● Task prompt:
The lines to copy are those holding the string "number" in the entries below.

● Dataset:
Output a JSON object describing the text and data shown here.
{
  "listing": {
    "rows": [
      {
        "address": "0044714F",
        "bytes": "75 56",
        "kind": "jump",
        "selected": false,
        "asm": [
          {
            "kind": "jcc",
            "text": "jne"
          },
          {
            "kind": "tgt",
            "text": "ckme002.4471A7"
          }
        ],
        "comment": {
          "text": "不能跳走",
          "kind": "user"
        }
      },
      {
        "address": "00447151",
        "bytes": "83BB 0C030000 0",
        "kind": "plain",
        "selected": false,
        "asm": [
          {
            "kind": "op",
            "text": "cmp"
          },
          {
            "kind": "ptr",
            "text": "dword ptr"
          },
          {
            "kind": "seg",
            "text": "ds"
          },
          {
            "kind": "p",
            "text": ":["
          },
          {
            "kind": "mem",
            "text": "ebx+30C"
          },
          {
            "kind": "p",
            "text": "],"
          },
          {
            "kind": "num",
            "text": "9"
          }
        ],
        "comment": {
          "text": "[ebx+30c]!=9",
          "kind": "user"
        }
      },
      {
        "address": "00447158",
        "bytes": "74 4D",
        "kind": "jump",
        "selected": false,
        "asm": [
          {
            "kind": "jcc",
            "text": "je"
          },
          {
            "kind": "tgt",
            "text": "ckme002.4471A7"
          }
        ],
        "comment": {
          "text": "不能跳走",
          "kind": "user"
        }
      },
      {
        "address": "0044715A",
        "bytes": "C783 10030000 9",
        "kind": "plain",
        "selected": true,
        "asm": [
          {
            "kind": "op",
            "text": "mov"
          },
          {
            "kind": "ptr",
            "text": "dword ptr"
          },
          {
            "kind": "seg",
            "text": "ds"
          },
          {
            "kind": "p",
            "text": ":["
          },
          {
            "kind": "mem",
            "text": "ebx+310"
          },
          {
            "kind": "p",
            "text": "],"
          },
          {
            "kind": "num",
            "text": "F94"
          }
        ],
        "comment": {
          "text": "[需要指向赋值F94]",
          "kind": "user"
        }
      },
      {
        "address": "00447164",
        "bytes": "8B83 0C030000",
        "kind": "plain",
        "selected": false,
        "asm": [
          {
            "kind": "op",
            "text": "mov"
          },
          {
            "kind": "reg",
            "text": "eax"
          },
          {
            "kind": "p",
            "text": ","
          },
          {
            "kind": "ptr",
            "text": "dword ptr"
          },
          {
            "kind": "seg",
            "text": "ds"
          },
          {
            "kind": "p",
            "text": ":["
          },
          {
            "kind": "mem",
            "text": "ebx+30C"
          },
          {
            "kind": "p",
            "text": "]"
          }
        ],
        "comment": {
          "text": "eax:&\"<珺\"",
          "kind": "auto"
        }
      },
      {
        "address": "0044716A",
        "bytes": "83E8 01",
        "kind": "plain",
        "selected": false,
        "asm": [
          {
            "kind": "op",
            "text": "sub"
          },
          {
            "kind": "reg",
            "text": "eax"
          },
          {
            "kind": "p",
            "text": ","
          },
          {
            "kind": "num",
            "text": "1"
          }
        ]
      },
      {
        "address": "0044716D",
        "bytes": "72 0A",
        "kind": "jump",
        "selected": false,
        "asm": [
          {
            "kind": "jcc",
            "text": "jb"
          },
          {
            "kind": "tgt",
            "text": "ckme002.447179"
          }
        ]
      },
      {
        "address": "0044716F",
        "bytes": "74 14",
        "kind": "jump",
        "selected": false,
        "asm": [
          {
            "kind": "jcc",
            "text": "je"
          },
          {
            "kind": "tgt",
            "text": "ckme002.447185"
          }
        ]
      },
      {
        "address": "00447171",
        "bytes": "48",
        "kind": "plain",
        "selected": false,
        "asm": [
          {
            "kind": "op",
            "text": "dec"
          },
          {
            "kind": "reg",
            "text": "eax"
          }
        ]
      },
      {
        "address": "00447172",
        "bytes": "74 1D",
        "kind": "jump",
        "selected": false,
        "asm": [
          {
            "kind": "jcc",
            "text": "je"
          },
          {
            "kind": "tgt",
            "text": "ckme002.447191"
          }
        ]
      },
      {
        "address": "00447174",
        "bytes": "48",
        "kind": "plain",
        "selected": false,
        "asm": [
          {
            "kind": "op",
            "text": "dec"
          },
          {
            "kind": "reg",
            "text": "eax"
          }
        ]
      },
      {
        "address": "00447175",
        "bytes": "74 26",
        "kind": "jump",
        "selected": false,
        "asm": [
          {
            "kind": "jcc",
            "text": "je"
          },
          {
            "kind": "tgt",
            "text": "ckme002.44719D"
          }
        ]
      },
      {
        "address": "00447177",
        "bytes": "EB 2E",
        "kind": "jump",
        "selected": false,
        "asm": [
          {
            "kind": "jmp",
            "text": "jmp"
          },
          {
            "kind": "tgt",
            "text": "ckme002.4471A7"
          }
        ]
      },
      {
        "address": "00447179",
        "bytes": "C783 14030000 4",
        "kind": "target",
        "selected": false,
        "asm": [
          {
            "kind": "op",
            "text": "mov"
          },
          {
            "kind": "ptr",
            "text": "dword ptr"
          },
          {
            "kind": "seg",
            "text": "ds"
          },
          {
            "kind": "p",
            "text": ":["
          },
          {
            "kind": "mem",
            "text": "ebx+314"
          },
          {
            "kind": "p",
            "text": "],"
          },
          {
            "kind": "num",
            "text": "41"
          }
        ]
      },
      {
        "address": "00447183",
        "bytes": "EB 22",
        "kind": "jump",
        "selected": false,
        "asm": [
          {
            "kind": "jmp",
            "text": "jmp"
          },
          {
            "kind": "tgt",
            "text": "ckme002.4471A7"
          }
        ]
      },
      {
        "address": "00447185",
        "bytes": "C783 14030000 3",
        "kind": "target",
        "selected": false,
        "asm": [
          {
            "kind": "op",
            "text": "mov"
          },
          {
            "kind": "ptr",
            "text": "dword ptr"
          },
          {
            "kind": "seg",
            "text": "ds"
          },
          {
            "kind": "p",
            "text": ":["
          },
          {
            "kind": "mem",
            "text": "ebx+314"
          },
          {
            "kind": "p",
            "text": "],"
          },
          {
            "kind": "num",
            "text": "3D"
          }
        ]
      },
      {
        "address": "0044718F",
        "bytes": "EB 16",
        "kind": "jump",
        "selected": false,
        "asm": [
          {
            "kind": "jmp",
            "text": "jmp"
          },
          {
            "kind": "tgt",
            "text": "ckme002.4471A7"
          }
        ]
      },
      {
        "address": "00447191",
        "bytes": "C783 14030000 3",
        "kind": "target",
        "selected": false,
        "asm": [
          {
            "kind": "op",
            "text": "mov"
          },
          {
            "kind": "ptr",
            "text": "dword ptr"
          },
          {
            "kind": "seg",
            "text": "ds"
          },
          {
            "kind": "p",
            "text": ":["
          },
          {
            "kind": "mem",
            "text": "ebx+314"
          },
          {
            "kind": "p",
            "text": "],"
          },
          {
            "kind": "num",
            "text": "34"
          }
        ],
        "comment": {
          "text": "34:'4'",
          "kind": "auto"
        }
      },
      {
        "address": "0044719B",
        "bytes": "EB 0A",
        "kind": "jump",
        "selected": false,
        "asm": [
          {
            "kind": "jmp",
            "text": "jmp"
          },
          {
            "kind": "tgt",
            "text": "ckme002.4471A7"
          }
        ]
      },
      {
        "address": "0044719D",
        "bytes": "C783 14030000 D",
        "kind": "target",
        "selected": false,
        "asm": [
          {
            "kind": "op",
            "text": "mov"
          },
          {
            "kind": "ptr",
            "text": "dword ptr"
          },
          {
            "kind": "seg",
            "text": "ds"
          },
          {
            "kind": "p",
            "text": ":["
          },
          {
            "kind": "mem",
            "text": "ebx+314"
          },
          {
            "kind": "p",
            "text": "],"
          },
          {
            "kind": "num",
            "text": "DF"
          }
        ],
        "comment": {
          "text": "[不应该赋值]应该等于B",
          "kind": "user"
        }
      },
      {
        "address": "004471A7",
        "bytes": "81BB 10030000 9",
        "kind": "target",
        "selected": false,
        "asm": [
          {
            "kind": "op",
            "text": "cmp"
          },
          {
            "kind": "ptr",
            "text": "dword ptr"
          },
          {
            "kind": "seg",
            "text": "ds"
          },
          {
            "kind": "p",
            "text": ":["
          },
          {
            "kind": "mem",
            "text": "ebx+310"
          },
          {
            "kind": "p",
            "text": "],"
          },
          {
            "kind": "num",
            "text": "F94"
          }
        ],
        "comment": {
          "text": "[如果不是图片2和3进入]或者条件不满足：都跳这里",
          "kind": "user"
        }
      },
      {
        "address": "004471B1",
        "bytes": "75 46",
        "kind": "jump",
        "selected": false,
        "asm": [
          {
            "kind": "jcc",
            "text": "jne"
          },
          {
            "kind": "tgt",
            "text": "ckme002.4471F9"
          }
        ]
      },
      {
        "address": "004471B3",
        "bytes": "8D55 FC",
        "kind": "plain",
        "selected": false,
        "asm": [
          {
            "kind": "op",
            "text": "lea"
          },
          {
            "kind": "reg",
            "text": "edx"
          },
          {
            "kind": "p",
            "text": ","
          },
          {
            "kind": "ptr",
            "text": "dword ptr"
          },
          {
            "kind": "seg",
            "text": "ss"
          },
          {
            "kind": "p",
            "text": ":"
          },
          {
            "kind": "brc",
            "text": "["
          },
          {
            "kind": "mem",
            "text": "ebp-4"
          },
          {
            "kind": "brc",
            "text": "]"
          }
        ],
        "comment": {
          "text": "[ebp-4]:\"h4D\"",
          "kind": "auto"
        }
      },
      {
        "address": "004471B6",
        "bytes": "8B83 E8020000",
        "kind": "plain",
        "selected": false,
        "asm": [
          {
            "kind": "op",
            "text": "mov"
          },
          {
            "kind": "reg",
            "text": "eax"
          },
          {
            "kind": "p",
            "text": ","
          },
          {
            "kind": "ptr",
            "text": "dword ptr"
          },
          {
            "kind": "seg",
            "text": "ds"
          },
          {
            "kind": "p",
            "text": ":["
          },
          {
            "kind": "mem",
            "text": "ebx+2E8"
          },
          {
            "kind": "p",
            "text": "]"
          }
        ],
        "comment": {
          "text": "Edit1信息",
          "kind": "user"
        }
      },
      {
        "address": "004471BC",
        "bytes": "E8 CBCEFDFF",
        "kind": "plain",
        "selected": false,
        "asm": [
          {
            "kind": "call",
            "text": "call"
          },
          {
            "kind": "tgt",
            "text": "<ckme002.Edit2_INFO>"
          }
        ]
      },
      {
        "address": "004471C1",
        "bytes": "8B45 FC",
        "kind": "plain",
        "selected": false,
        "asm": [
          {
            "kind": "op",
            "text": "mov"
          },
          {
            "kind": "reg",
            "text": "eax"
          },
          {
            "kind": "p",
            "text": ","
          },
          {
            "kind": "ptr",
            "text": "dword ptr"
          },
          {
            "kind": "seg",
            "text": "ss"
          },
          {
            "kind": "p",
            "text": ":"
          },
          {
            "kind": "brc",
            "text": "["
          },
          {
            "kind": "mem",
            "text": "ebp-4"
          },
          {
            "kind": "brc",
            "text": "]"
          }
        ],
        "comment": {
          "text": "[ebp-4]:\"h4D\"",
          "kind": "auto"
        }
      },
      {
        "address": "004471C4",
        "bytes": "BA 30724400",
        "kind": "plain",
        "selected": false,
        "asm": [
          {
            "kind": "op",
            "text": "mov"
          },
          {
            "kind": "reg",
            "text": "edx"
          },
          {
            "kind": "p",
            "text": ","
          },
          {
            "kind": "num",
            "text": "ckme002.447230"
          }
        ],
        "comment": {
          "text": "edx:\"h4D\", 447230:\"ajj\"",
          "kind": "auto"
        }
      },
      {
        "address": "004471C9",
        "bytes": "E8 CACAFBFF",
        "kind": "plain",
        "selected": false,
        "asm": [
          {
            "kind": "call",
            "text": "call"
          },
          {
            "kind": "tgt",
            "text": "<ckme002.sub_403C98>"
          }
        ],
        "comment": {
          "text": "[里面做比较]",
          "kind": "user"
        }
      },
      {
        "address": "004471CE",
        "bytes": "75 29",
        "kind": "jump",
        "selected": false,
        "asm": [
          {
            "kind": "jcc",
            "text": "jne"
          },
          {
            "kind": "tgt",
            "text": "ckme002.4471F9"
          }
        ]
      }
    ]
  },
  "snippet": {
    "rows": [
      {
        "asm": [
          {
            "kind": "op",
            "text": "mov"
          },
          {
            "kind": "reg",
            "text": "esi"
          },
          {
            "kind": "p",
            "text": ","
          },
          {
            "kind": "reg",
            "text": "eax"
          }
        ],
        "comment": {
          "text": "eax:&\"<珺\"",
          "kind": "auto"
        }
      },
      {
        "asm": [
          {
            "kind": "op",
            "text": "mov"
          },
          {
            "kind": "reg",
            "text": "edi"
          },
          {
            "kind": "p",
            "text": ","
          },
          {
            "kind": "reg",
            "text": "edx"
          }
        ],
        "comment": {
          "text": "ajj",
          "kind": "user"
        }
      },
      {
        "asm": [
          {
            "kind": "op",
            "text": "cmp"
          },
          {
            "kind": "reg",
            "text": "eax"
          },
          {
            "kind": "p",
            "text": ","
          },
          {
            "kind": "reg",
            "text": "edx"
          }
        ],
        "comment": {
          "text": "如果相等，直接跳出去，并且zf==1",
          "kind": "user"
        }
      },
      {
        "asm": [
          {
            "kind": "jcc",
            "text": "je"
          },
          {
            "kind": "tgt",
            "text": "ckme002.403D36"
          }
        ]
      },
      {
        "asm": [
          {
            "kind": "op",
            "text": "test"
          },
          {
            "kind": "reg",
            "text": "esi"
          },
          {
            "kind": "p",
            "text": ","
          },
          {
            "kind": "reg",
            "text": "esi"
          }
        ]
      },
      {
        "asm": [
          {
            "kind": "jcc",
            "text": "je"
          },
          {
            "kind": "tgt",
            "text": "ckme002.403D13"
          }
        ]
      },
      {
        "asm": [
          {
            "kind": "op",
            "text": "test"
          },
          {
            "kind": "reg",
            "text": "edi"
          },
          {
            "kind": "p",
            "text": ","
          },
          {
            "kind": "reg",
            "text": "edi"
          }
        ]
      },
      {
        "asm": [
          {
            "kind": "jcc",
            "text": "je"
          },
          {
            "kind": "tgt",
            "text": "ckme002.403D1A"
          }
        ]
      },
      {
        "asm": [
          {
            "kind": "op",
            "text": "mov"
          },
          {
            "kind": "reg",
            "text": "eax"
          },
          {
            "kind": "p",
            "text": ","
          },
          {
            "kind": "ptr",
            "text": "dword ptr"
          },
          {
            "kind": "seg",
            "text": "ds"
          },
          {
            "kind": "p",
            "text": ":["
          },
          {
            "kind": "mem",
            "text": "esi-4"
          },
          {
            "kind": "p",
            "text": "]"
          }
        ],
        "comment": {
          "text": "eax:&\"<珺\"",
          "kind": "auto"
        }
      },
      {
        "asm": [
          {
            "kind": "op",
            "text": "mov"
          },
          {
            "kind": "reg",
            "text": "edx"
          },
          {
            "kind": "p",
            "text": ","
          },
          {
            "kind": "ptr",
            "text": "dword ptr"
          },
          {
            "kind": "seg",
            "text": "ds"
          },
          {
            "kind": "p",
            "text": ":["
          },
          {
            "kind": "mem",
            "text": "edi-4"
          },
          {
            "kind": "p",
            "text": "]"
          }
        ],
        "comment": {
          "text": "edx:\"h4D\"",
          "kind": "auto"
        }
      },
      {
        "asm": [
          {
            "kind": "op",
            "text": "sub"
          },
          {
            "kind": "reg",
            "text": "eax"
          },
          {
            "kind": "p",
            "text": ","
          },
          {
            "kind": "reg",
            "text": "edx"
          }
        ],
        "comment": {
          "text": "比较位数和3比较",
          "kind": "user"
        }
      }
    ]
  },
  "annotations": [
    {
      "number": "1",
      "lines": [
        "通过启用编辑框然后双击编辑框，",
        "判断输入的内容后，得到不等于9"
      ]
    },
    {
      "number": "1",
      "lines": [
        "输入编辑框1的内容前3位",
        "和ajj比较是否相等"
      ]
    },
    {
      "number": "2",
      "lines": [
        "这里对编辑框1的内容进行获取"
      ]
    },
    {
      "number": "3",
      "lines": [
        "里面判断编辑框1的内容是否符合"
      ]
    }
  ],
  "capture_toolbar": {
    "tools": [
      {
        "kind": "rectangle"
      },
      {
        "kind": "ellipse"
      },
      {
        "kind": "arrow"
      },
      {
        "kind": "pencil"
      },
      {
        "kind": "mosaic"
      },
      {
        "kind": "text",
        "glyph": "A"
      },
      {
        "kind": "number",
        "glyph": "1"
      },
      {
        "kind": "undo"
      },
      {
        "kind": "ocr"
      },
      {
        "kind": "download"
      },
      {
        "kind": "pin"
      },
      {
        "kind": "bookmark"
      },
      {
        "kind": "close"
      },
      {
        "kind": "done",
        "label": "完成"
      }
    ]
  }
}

● Result:
      "number": "1",
      "number": "1",
      "number": "2",
      "number": "3",
        "kind": "number",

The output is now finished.